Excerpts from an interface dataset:
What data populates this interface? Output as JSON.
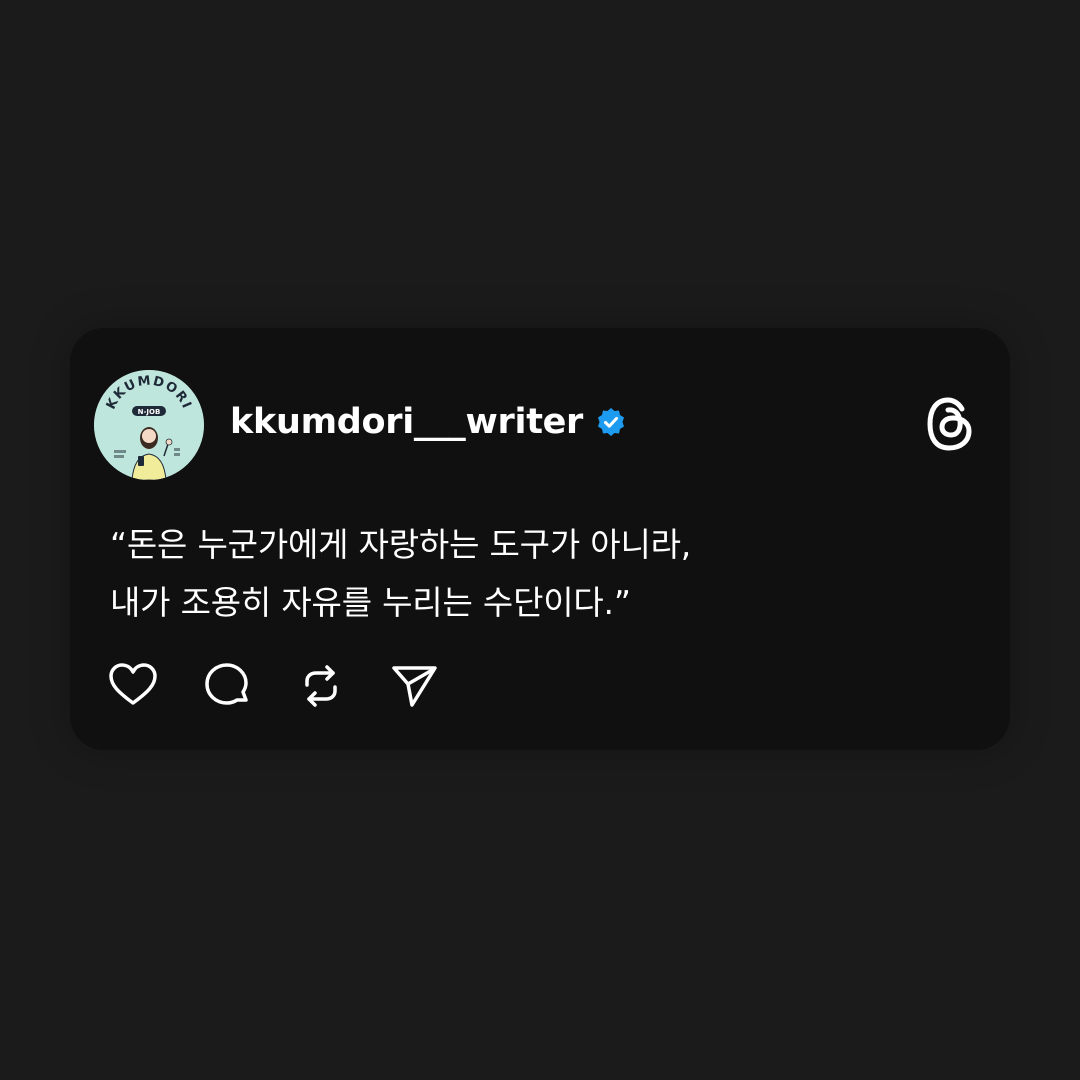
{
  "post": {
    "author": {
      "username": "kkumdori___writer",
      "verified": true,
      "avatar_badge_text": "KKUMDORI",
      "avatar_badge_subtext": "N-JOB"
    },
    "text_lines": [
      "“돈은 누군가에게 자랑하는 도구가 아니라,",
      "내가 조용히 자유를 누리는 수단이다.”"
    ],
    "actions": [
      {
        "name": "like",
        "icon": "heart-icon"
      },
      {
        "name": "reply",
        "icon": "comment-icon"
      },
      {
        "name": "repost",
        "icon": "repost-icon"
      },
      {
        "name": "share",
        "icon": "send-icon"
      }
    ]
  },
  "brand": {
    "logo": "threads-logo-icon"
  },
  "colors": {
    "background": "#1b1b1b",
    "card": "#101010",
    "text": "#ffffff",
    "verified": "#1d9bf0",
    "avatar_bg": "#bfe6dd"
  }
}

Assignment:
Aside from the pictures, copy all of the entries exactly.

Response box:
What data populates this interface? Output as JSON.
{
  "post": {
    "author": {
      "username": "kkumdori___writer",
      "verified": true,
      "avatar_badge_text": "KKUMDORI",
      "avatar_badge_subtext": "N-JOB"
    },
    "text_lines": [
      "“돈은 누군가에게 자랑하는 도구가 아니라,",
      "내가 조용히 자유를 누리는 수단이다.”"
    ],
    "actions": [
      {
        "name": "like",
        "icon": "heart-icon"
      },
      {
        "name": "reply",
        "icon": "comment-icon"
      },
      {
        "name": "repost",
        "icon": "repost-icon"
      },
      {
        "name": "share",
        "icon": "send-icon"
      }
    ]
  },
  "brand": {
    "logo": "threads-logo-icon"
  },
  "colors": {
    "background": "#1b1b1b",
    "card": "#101010",
    "text": "#ffffff",
    "verified": "#1d9bf0",
    "avatar_bg": "#bfe6dd"
  }
}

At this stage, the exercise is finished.